The two clearest examples of actual occasions are, thus, a momentary experience, whether of a human being or of some other animal, and a quantum of energy. By giving them the same name, Whitehead calls attention to what, with all their differences, they have in common. First, we may point out what they are not. They are not “matter” in the Greek or the modern sense. That is, they are not passive recipients of form or action. They act to constitute themselves as what they become.
Second, they become what they become out of a given world. What they are is largely a function of what other things are. In the case of the quantum, it is what it is largely because of the quantum field in which it occurs. In the case of a moment of human experience, it is what it is largely because of the character and content of antecedent human experiences and the neuronal events in the brain. But the principle of uncertainty in the case of the quanta and our awareness of an element of choosing indicate that, however much it is limited by the past, an actual occasion does decide exactly what it will become. Also, in both instances, what it becomes informs future actual occasions. An actual occasion is acted on, it acts in its own synthesizing of its data, and it acts in future occasions. The word “actual” is rich in meaning.

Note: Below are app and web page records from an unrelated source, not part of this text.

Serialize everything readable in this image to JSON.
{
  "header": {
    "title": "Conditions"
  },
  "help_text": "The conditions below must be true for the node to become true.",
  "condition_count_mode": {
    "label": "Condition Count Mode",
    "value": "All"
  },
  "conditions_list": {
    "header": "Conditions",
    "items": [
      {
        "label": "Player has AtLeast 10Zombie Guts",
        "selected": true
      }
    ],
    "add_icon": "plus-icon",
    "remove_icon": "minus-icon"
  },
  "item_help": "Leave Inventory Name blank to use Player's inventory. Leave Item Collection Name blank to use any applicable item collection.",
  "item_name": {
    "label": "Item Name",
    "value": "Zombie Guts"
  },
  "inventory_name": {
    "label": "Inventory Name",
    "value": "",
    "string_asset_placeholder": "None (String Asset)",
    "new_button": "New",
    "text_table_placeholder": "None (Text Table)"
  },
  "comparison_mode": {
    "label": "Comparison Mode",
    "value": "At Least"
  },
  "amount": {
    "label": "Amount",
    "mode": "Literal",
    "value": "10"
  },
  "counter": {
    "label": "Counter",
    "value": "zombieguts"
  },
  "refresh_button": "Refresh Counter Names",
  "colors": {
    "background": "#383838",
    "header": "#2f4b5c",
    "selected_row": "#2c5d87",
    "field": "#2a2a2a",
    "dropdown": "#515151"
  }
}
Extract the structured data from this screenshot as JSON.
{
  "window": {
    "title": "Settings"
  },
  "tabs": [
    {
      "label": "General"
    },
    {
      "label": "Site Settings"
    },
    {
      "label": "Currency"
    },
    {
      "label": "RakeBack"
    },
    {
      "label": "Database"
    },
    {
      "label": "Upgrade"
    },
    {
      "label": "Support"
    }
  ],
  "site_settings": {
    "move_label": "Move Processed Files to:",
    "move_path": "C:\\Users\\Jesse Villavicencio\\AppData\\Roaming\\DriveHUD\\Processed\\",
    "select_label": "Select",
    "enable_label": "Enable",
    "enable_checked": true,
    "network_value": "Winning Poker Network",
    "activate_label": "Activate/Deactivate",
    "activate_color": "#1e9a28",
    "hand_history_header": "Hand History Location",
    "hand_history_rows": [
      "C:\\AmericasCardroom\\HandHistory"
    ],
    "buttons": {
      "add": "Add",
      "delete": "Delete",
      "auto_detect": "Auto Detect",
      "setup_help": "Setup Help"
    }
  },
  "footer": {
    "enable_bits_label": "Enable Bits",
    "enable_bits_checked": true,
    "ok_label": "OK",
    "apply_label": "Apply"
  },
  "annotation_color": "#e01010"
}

Cobb Jr, John B. Whitehead Word Book: A Glossary with Alphabetical Index to Technical Terms in Process and Reality (Toward Ecological Civilization Book 8) . Process Century Press. Kindle Edition.